Monday, October 29, 2007

Starting a Kinship Care Get together

Some of you have written to ask how to find a kinship care group in your neighborhood. For many of you a search with social services, newspaper calendar lists, or community resources leave you wondering just where are other kinship care families. You may have to start your own get together. You will find that grandparents raising grandchildren and other relatives who have taken on the big task of raising related children are all around you.
Here are a few steps to find out -
1. Plan a time and place to meet - coffee shop, school, church, senior center
2. Advertise in the neighborhood with posters, at social services, health department, doctors, schools, the places kin families frequent; send news releases with information about the meet up to local media.
3. Arrange safe child care in close prosimity to the gathering.
4. Arrange simple snacks if the place is a public service building.

Once a meet up group begins gathering and learning about their concerns and joys, providers may want to take the next step to organize a bit further by planning regular meeting times and place. They may want to arrange a speaker on a common subject - social services, legal issues, psychological issues, health concerns, school issues. Many organizations offer knowledgeable speakers for free, just ask. Again, be sure to arrange outreach, safe child care, and snacks.
Good luck.

Wednesday, October 3, 2007

Kincare Book, Foster Care, and other Updates

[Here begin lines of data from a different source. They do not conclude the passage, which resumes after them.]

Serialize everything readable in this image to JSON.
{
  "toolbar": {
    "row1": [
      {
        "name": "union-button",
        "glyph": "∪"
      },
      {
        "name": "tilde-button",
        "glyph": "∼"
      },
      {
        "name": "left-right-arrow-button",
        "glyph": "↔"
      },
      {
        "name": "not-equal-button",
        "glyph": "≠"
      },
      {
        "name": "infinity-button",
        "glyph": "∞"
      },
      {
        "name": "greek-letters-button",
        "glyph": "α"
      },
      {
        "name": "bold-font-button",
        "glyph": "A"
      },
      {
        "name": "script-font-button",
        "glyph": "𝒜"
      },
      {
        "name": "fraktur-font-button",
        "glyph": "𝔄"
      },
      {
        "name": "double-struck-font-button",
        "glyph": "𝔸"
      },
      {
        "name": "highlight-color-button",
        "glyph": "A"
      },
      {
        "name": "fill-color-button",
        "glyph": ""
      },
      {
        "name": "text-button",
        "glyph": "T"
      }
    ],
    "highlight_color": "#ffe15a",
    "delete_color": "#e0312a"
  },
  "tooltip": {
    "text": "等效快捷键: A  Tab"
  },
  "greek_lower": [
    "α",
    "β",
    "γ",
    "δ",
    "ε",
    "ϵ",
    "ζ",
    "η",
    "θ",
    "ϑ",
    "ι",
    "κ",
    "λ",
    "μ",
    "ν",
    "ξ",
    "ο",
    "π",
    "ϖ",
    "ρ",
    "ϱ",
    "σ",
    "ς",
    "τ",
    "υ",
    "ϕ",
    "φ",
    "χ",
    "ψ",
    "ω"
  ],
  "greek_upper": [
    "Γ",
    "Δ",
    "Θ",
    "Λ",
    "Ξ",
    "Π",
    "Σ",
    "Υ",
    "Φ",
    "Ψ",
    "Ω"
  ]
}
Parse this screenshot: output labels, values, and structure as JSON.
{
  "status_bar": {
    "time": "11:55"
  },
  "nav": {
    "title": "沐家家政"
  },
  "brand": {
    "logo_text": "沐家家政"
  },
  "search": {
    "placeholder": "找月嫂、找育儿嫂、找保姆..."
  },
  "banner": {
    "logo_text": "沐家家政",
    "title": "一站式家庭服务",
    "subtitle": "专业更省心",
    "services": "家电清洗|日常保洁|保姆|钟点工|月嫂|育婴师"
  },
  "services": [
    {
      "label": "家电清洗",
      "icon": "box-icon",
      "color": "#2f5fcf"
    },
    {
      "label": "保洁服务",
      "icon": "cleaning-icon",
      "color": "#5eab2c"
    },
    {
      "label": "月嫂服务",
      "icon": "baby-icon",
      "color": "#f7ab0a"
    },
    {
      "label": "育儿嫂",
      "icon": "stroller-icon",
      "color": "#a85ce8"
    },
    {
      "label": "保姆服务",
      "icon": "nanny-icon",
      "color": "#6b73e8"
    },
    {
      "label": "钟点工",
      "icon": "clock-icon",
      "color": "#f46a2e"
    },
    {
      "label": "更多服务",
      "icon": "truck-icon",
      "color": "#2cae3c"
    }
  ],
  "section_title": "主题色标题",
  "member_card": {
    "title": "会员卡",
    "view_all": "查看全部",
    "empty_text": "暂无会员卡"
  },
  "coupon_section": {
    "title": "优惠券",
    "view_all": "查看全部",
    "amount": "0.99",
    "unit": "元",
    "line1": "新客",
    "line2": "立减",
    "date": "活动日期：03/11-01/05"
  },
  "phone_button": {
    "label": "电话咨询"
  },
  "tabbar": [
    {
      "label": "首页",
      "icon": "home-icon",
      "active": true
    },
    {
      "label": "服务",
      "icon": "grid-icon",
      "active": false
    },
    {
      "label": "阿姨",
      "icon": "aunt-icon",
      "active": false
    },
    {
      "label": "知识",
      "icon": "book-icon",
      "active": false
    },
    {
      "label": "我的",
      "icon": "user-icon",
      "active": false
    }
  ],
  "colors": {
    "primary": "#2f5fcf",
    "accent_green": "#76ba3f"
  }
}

It has been quite a busy fall already. In spite of an emergency surgery that took me fully out of commission, I did manage to get the entire text of the book done, thanks to some very special folks who helped with accuracy issues. There is still much to do on the book yet, I am certainly learning a lot about the publishing business.
There is other news: Today the President of the United States vetoed the bill offering funds for the children's health insurance program. The program supplements funds to States for the children of low-income working families who do not qualify for Medicaid. No where in the discussion do I hear about the huge numbers of kinship care families who depend on this insurance to cover the children in their care. Insurance companies notoriously deny relative care children even when a guardianship is in place. It is terribly sad when our own leader would deny these American families while requesting billions of dollars to fund wars that destroy families. It may be too late, but this is a time to get involved. This is not a partisan issue. Many brave Republicans are taking the lead to override the veto. They may need to hear from us.
Child Welfare League of America is co-sponsoring a briefing to Congress on another financial issue: the costs of Foster Care. The report titled Hitting the MARC: Establishing foster Care Minimum Adequate Rates for Children. Current Foster Care rates, according to the report are not even near adequate. To bring the rates to the reasonable costs of raising children under Foster Care would mean increasing the current rates by as much as 40%. You can see the full report for Hitting the MARC on CWLA's website, .
Well back to work for me. I hope you continue to check this little blog and pass it on to grandparents raising grandchildren and other kinship care families.
In peace, Tita